● **What is being asked**:
Retype each of the records below exactly, leaving the pictures out.

Data about app and page elements
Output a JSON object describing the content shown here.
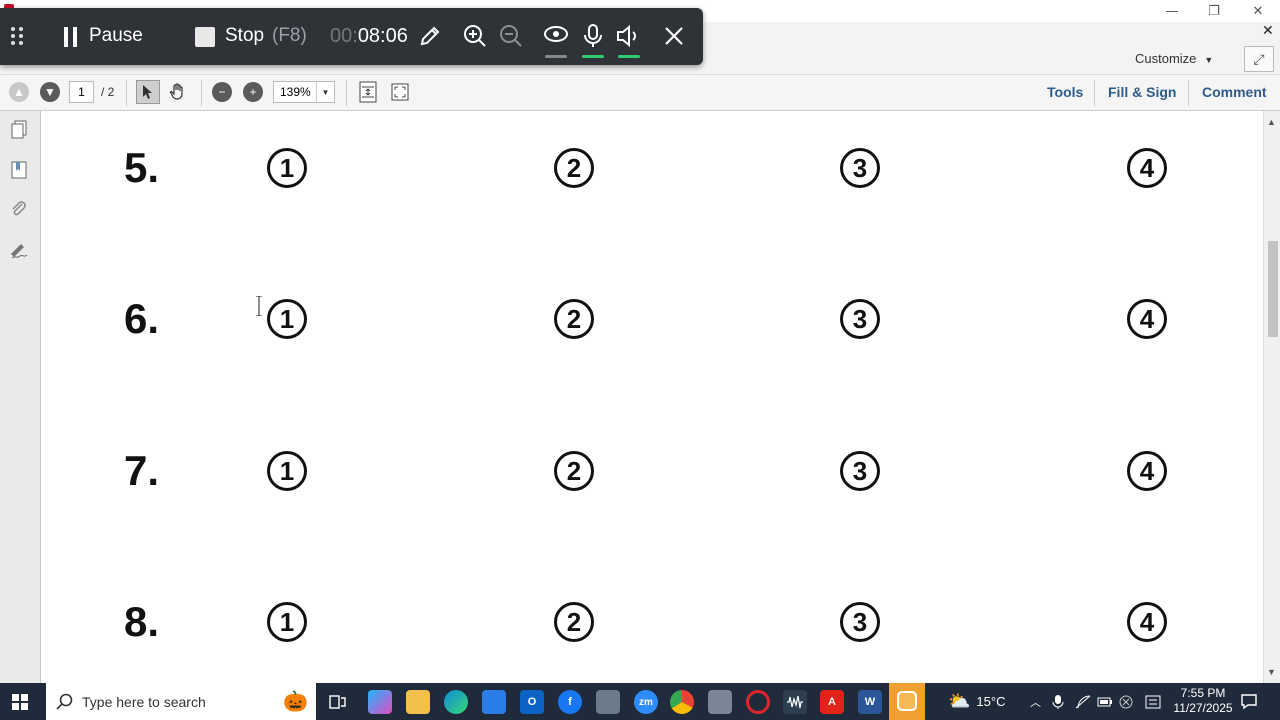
{
  "window": {
    "minimize": "—",
    "restore": "❐",
    "close": "✕"
  },
  "menu": {
    "customize_label": "Customize",
    "close_doc": "✕"
  },
  "toolbar": {
    "page_current": "1",
    "page_total": "/ 2",
    "zoom": "139%",
    "tools_label": "Tools",
    "fill_sign_label": "Fill & Sign",
    "comment_label": "Comment"
  },
  "recorder": {
    "pause_label": "Pause",
    "stop_label": "Stop",
    "stop_key": "(F8)",
    "timer_dim": "00:",
    "timer": "08:06"
  },
  "document": {
    "rows": [
      {
        "num": "5.",
        "options": [
          "1",
          "2",
          "3",
          "4"
        ]
      },
      {
        "num": "6.",
        "options": [
          "1",
          "2",
          "3",
          "4"
        ]
      },
      {
        "num": "7.",
        "options": [
          "1",
          "2",
          "3",
          "4"
        ]
      },
      {
        "num": "8.",
        "options": [
          "1",
          "2",
          "3",
          "4"
        ]
      }
    ]
  },
  "taskbar": {
    "search_placeholder": "Type here to search",
    "weather": "15°C",
    "time": "7:55 PM",
    "date": "11/27/2025",
    "apps": [
      "task-view",
      "copilot",
      "file-explorer",
      "edge",
      "store",
      "outlook",
      "facebook",
      "remote-app",
      "zoom",
      "chrome",
      "file-manager",
      "opera",
      "audio-editor",
      "acrobat",
      "word",
      "recorder"
    ]
  },
  "colors": {
    "accent": "#2e5d8c",
    "recorder_bg": "#2f3237",
    "taskbar_bg": "#1f2a3a",
    "level_green": "#2ecc71"
  }
}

● **Finished task**:
Output a JSON object describing the content shown here.
{
  "window": {
    "minimize": "—",
    "restore": "❐",
    "close": "✕"
  },
  "menu": {
    "customize_label": "Customize",
    "close_doc": "✕"
  },
  "toolbar": {
    "page_current": "1",
    "page_total": "/ 2",
    "zoom": "139%",
    "tools_label": "Tools",
    "fill_sign_label": "Fill & Sign",
    "comment_label": "Comment"
  },
  "recorder": {
    "pause_label": "Pause",
    "stop_label": "Stop",
    "stop_key": "(F8)",
    "timer_dim": "00:",
    "timer": "08:06"
  },
  "document": {
    "rows": [
      {
        "num": "5.",
        "options": [
          "1",
          "2",
          "3",
          "4"
        ]
      },
      {
        "num": "6.",
        "options": [
          "1",
          "2",
          "3",
          "4"
        ]
      },
      {
        "num": "7.",
        "options": [
          "1",
          "2",
          "3",
          "4"
        ]
      },
      {
        "num": "8.",
        "options": [
          "1",
          "2",
          "3",
          "4"
        ]
      }
    ]
  },
  "taskbar": {
    "search_placeholder": "Type here to search",
    "weather": "15°C",
    "time": "7:55 PM",
    "date": "11/27/2025",
    "apps": [
      "task-view",
      "copilot",
      "file-explorer",
      "edge",
      "store",
      "outlook",
      "facebook",
      "remote-app",
      "zoom",
      "chrome",
      "file-manager",
      "opera",
      "audio-editor",
      "acrobat",
      "word",
      "recorder"
    ]
  },
  "colors": {
    "accent": "#2e5d8c",
    "recorder_bg": "#2f3237",
    "taskbar_bg": "#1f2a3a",
    "level_green": "#2ecc71"
  }
}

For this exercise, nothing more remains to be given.